Later, he would write "The Big Sea," an autobiography stating the hardships in his life due to his race. The other two influentioal writings of Hughes, was his two poems, "The Weary Blues" and "Fine Clothes to the Jew." Both were experimental in content and form, which made Jughes leary of their acceptance. Fortunately, they both were accepted and provided a much needed strength to the movement. Langston Hughes is greatly remembered for his genius for merging the comic and the pathetic.
His essay tells of the negative aspects of society to generally overlook certain people of different races. However, on a more positive note, it also tells of the strength and everlasting hope of the human spirit. This text does indeed raise important issues and concepts to an audience. Due to its appeals to pathos, use of informal language, and subjective point of view, audiences are able to relate to Ralph Ellison’s Prologue to the Invisible Man, making it a successful essay.
The Ironic Title of The Great Gatsby Titling is a very important part of the fiction-writing process. It is important for authors to be careful in choosing their titles because the titles often can have great influence on certain aspects of the story. In the book, The Great Gatsby by F. Scott Fitzgerald, the title was formulated with the intention of heightening characterization through the use of irony. When readers start to read this novel, they immediately see a man who seems very glamorous and powerful while they have already been predisposed to seeing him in an alluring light due to the book's title. However, this perception of Gatsby is eventually completely transformed as Fitzgerald continuously divulges the flaws within Gatsby and his way of life.
?So it was a definite rhythmical squiggle that he was hearing when he was writing prose sentences, a funny body rhythm, a breathing rhythm, and a speech rhythm that he was conscious of when he was writing prose? (306). This rhythm made the book much more enjoyable to read, and gave his writing a superiority to others. Jack Kerouac?s On the Road followed the lives of the beat generation and in doing so defined them as a people. His writing is criticized for its poor plot and weak character development, However; its descriptions are incredible.
Mark Twain’s The Adventures of Huckleberry Finn has become one of the most publicly acclaimed novels of all time. The bildungsroman was initially intended to act as an unruly confrontation to slavery and racism but swiftly transformed into one of the most cherished pieces of American literature. Inside the context of the novel, Mr. Twain stores plenty of important literary devices to give his book a more profound meaning that his audience could reflect upon. Mark Twain does an excellent job in portraying Huckleberry Finn as a curious kid from the lowest caste of the social system who is struggling to make sense of society and its mass injustices.
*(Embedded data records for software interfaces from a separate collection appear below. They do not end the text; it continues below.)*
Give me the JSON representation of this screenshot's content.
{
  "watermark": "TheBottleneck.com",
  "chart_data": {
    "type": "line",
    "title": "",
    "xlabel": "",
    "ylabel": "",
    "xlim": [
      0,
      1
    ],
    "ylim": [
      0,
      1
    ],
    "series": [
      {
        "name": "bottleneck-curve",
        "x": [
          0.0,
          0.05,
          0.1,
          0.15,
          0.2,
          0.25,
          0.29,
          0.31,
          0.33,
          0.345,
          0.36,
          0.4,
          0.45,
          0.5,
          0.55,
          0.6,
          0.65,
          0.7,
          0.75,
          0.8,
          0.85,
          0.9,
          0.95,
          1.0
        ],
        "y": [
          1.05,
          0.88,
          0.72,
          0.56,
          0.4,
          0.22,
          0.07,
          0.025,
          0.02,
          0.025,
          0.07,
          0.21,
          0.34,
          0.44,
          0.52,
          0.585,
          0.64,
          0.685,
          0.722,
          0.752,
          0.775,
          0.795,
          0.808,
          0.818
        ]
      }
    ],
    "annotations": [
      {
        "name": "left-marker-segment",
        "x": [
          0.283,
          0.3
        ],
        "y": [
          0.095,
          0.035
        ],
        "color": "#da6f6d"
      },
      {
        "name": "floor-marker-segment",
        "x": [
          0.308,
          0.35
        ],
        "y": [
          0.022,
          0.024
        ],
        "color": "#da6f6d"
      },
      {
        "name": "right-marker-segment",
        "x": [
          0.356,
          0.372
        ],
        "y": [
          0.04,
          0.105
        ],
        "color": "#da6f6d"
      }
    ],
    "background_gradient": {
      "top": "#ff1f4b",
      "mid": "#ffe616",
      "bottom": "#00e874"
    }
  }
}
The Harlem Renaissance Beginning How would it feel to have helped start the Harlem Renaissance? The Harlem Renaissance was the beginning of African-American culture in the creative arts, and it was an extremely influential time in African-American history. Well, Eugene Toomer would know how it felt to help because during this remarkable time, Toomer published several novels that stood out to people. His most popular novels showed his readers a different outlook on life and his writings were not only influential but were loved by almost everyone who read them because of the view point it gave on African-American culture. His novels presented a new way of writing.
Later when Huck escapes, he runs away to Jackson Island and surprisingly finds Miss Watson’s slave, Jim, who also has ... ... middle of paper ... ...isappointing excuse to American literature. As some readers are confused and focused on the bad qualities of the book found in the last 12 chapters, readers should also recognize Twain for his brilliant skill and motive to make Huck a realistic character and to make people more drawn to him and the plot of the story. The feelings and moral growth that Huck experiences over shadows the distracting chapters, making Twain’s novel a positive piece of American literature that will be still discussed for years to come. Works Cited Morrison, Toni. "Introduction."
***The Author*** The 1943-born Steven Pressfield lavishly constructs his stories using a very unique style. His characteristic techniques are worth savouring and reading at least one of his works is strongly recommended if you are interested in literature and/or writing. Most critics focus on the chilling way he gloriously recounts battles, narrating them in an epic fashion worthy of Homer's ageless tales. He deals with historic clashes of great importance and manages to transcend their essence to us, reading about them millennia afterwards. His clever and careful use of native vocabulary also aids in the immersion of the reader.
Huckleberry Finn The Adventures of Huckleberry Finn is one of the greatest, most daring novels in the world. Mark Twain’s style helps to realistically portray early America. Mark Twain tells the story through the voice of Huck, the very kindhearted main character. Everything that Huck says reflects the racism and black stereotypes typical of the era. This has lead to many conflicts from readers since the novel was first printed.
Two writers were on the front lines of this movement, Zora Neale Hurston and Ralph Ellison. Their novels, Invisible Man and Their Eyes Were Watching God, probed deeply into the life and culture of the African-American, something that was practically unheard of. But not only did their novels shed light on the African culture, but they also shifted away from the traditional Romantic style of writing. Instead of focusing on religion or society, these novels focused on self-awareness, pride, and finding happiness. The merit of these novels pervades every page, but can especially be found in the themes, diction, and characterization.